To think forward about product design education situated in the 21st century and specifically in Kentucky and at UK, Dean Mitzi Vernon held a Product Design Roundtable in September, inviting deans from tangential colleges across UK as well as external academic leaders and industry professionals to help conceptualize the new program. “There is a palpable opportunity to do something very specific with medical device development and healthcare service in the product design realm,” explained Dean Vernon. “With UK’s distinguished healthcare campus as our neighbors, we have the resources to develop a product design graduate program that offers students a unique career path. And there is no formal degree offering for undergraduate product design in the Commonwealth. We can do both.”
Hartley Feld, RN PhD(c), College of Nursing faculty, was excited to see more opportunities for nurses and nursing students to apply their knowledge of the community and patient care environments to innovations in product design. “[Nurses] have a unique vantage point to identify design that could improve the safety, health and well-being of their patients,” said Feld. “Many nurses are out-of-the-box thinkers, but may not have the opportunity to see themselves as innovators. This new design program has amazing potential to engage a new generation of inter-disciplinary healthcare professionals.”
Dr. Guigen Zhang, professor and Chair of the Department of Biomedical Engineering (BME), was one of the academic participants in the two-day roundtable. For Dr. Zhang, the cross-disciplinary opportunities with the College of Design are an obvious extension of BME’s long-term plans. “I see joint efforts between the BME Department and the College of Design, as well as other colleges, would allow us to take advantage of the existing strengths on campus to quickly build new programs,” he said. “This will attract and retain more students, including women and underrepresented minorities, to learn, work and earn to their full potential.”
Admittedly, the similarities of design and engineering took him by surprise. “In my outdated view, an engineer was bounded by constraints, but a designer had no such boundaries,” said Dr. Zhang. “This view was shattered by my experience attending the Product Design Roundtable. To my surprise, not only does the designer face the same constraints as the engineer does, but the designer is also concerned about the human acceptance of a product, a tall order.”

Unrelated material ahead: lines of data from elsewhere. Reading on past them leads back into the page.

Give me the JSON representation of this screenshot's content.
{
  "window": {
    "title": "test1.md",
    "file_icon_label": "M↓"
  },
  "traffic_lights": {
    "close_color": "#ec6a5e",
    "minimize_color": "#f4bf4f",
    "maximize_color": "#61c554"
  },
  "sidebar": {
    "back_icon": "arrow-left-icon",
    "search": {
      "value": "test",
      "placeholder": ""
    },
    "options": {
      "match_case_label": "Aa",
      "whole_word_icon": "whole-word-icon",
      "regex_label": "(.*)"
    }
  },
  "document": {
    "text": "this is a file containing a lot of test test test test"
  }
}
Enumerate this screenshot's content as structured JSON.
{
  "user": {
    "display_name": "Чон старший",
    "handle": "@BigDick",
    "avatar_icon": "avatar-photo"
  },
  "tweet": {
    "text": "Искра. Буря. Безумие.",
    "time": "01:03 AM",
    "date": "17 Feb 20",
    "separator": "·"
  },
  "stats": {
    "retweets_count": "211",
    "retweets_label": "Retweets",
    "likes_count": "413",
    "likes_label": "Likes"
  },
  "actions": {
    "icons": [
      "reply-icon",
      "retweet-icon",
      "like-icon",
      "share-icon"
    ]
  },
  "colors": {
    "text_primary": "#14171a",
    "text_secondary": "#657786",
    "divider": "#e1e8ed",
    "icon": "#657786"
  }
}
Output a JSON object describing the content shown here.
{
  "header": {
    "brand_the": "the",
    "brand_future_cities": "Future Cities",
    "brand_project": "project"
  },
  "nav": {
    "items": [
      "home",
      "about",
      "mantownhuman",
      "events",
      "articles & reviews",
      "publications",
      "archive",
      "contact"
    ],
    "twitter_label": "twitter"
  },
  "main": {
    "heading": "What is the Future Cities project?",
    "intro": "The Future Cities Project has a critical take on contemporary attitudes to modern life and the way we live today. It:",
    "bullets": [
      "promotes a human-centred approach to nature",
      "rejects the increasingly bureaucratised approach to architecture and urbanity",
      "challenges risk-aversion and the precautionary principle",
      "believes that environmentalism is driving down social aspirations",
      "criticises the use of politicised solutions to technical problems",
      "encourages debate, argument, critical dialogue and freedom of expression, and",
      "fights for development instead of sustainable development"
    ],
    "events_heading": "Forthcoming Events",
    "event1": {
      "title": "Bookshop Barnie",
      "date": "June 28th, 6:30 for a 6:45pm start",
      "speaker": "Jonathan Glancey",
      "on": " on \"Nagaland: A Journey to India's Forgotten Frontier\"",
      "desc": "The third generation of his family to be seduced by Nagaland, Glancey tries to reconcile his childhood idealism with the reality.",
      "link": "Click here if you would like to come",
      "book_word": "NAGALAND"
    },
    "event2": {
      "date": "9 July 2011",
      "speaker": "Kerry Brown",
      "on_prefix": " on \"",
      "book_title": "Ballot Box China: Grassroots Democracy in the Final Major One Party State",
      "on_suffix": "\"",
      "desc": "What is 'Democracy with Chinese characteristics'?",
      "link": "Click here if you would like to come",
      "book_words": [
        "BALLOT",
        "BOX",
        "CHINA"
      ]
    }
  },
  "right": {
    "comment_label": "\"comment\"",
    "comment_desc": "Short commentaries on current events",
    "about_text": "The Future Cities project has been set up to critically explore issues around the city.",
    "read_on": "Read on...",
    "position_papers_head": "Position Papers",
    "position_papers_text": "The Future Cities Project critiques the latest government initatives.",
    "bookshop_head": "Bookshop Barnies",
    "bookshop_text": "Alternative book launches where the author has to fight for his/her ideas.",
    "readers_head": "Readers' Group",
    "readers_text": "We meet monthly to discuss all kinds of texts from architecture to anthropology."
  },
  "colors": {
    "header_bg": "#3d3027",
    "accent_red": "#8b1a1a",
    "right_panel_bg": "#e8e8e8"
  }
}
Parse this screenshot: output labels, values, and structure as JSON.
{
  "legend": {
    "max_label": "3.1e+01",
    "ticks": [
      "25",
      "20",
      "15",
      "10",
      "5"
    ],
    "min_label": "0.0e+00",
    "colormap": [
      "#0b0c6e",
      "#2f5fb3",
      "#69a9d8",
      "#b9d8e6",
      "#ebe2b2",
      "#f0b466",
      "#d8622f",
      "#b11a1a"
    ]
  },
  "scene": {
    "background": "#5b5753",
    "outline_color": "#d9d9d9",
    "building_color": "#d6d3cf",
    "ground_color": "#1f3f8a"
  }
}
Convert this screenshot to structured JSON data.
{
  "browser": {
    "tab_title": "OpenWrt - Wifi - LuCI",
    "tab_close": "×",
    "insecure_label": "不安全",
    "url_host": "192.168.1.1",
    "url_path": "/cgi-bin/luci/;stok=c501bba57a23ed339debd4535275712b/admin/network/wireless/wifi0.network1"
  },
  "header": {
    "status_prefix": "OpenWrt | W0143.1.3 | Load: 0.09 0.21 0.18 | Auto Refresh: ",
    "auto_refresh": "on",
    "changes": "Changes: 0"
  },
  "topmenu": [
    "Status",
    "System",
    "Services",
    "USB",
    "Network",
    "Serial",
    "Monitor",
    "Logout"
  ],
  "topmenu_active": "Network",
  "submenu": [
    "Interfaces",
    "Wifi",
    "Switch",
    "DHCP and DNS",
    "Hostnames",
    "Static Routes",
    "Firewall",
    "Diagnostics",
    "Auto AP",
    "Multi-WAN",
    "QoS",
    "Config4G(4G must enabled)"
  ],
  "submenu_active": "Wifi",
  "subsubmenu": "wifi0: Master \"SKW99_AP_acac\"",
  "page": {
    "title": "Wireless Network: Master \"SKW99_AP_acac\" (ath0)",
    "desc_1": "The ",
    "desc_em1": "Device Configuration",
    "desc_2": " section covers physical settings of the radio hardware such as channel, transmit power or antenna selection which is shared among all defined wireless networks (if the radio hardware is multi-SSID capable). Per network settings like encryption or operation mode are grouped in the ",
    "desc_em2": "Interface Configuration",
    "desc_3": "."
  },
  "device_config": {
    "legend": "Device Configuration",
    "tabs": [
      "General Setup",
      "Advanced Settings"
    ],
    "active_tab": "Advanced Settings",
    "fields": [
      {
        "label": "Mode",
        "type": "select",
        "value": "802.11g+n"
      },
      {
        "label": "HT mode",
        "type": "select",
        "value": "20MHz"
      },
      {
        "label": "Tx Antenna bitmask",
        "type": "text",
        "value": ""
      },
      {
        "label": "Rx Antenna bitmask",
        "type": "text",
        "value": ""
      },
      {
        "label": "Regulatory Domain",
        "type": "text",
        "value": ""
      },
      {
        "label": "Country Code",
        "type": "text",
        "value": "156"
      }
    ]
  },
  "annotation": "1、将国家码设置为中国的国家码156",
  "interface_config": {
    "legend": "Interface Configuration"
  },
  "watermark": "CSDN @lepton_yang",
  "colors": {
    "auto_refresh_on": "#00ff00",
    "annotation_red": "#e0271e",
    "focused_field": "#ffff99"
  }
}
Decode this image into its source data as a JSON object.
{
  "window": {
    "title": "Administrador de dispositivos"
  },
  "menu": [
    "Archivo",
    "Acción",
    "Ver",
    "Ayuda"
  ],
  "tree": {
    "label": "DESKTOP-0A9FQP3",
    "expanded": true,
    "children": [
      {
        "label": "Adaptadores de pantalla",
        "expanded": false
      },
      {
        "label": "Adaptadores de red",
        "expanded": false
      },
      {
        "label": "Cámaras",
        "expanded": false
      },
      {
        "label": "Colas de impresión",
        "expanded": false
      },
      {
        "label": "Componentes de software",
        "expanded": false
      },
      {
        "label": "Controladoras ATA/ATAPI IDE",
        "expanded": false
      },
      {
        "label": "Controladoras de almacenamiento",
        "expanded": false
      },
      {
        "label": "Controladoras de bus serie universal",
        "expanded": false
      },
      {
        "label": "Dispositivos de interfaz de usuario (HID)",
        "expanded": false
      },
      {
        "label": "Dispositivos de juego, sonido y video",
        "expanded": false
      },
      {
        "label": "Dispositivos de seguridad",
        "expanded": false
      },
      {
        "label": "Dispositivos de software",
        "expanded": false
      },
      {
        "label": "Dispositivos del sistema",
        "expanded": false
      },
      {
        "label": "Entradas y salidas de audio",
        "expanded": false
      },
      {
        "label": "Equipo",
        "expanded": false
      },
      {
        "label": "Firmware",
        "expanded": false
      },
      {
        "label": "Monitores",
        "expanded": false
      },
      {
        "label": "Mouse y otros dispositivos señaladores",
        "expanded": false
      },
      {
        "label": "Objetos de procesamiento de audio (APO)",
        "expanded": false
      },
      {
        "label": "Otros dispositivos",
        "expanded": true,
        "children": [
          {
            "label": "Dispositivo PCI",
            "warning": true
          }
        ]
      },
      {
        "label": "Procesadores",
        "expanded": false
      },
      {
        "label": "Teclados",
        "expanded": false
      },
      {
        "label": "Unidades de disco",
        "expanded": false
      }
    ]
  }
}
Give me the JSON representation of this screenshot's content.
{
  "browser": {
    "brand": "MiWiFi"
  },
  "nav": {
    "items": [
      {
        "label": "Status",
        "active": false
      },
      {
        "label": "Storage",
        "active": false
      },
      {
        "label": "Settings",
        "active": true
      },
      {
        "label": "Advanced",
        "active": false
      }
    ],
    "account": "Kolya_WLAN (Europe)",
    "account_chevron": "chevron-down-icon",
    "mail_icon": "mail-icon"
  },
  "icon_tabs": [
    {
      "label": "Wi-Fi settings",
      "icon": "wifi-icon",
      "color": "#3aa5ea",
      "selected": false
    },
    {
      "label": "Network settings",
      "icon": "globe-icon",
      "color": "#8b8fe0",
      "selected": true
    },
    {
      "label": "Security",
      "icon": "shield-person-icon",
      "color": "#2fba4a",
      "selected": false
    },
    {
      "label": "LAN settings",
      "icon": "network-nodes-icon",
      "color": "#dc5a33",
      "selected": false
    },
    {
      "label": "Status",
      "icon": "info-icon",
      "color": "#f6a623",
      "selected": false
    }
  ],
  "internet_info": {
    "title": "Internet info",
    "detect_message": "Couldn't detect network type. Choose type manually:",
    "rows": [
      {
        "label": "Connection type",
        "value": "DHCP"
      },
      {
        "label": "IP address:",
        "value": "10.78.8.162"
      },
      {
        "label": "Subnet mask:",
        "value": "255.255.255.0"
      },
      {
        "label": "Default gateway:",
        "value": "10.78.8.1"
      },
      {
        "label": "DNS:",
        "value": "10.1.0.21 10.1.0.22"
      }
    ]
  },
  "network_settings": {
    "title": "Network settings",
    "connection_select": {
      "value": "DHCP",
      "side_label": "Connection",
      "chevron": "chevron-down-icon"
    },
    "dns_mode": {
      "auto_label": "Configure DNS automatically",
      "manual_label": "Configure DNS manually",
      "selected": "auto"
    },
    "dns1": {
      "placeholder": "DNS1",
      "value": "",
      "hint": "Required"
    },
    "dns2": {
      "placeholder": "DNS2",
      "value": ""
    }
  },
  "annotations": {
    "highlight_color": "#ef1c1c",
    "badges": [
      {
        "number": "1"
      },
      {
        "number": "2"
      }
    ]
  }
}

Yet it’s this emphasis on the human-centric angle that appeals to industry professionals such as Bryce Rutter, a renowned international expert in ergonomics for product design and founder & CEO of Metaphase Design Group who also attended the roundtable.
“Developing the well-rounded designer who understands the fundamentals, design-thinking skills and ergonomics of design is crucial,” said Rutter. “With the College of Design interacting with engineering and the medical school, it has a lot of traction. You’ll get people already predisposed to want to go to a university that has these interdisciplinary facilities.”
And if you nurture these types of students, they will evolve into professionals teeming with the skills companies are looking for.
Having held leadership roles in design at Proctor & Gamble, Yamilca Rodriguez is now a principle in Louisville Bespoke, where she guides emerging designers in both design and business.
“The need for more innovation, incubators and start-ups are crucial to the development of cities in Kentucky,” explained Rodriguez. “With the Product Design program [at the College of Design], I believe Kentucky will benefit from companies moving to Kentucky with the workforce that is needed.”
With the backing of numerous academic and professional innovators after this two-day think tank session, the College of Design is ready to take the next steps to mobilize this new venture, ensuring the longevity and planned growth for the college.